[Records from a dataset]
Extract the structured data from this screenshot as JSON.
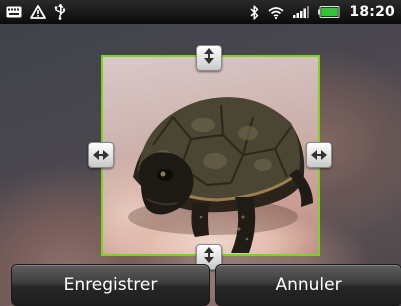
{
  "status_bar": {
    "time": "18:20",
    "icons_left": [
      "keyboard-icon",
      "warning-icon",
      "usb-icon"
    ],
    "icons_right": [
      "bluetooth-icon",
      "wifi-icon",
      "signal-icon",
      "battery-icon"
    ]
  },
  "crop": {
    "frame_color": "#7ed321",
    "handles": [
      "top",
      "left",
      "right",
      "bottom"
    ]
  },
  "actions": {
    "save_label": "Enregistrer",
    "cancel_label": "Annuler"
  }
}
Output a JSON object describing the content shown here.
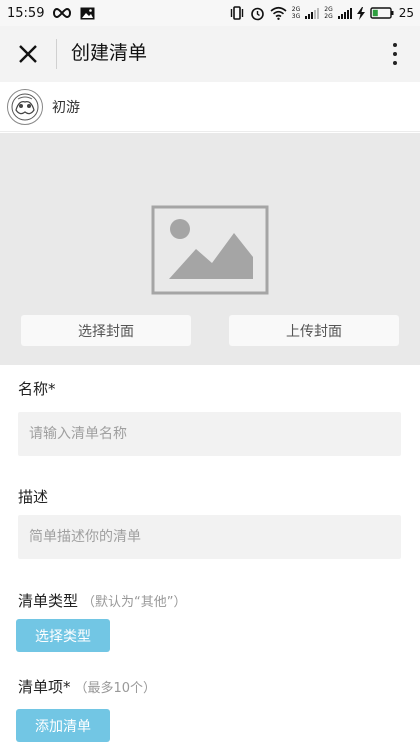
{
  "status_bar": {
    "time": "15:59",
    "net_2g_top": "2G",
    "net_3g_bottom": "3G",
    "net_2g_b": "2G",
    "net_2g_b2": "2G",
    "battery_level": "25"
  },
  "header": {
    "title": "创建清单"
  },
  "user": {
    "name": "初游"
  },
  "cover": {
    "select_label": "选择封面",
    "upload_label": "上传封面"
  },
  "form": {
    "name_label": "名称*",
    "name_placeholder": "请输入清单名称",
    "desc_label": "描述",
    "desc_placeholder": "简单描述你的清单",
    "type_label": "清单类型",
    "type_hint": "（默认为“其他”）",
    "type_button": "选择类型",
    "items_label": "清单项*",
    "items_hint": "（最多10个）",
    "items_button": "添加清单"
  },
  "colors": {
    "accent_button": "#72c6e4",
    "battery_green": "#2e9e3f"
  }
}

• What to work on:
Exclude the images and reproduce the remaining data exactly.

• Exercise answer:
Extract the structured data from this screenshot as JSON.
{
  "status_bar": {
    "time": "18:20",
    "icons_left": [
      "keyboard-icon",
      "warning-icon",
      "usb-icon"
    ],
    "icons_right": [
      "bluetooth-icon",
      "wifi-icon",
      "signal-icon",
      "battery-icon"
    ]
  },
  "crop": {
    "frame_color": "#7ed321",
    "handles": [
      "top",
      "left",
      "right",
      "bottom"
    ]
  },
  "actions": {
    "save_label": "Enregistrer",
    "cancel_label": "Annuler"
  }
}
Output a JSON object describing the content shown here.
{
  "status_bar": {
    "time": "15:59",
    "net_2g_top": "2G",
    "net_3g_bottom": "3G",
    "net_2g_b": "2G",
    "net_2g_b2": "2G",
    "battery_level": "25"
  },
  "header": {
    "title": "创建清单"
  },
  "user": {
    "name": "初游"
  },
  "cover": {
    "select_label": "选择封面",
    "upload_label": "上传封面"
  },
  "form": {
    "name_label": "名称*",
    "name_placeholder": "请输入清单名称",
    "desc_label": "描述",
    "desc_placeholder": "简单描述你的清单",
    "type_label": "清单类型",
    "type_hint": "（默认为“其他”）",
    "type_button": "选择类型",
    "items_label": "清单项*",
    "items_hint": "（最多10个）",
    "items_button": "添加清单"
  },
  "colors": {
    "accent_button": "#72c6e4",
    "battery_green": "#2e9e3f"
  }
}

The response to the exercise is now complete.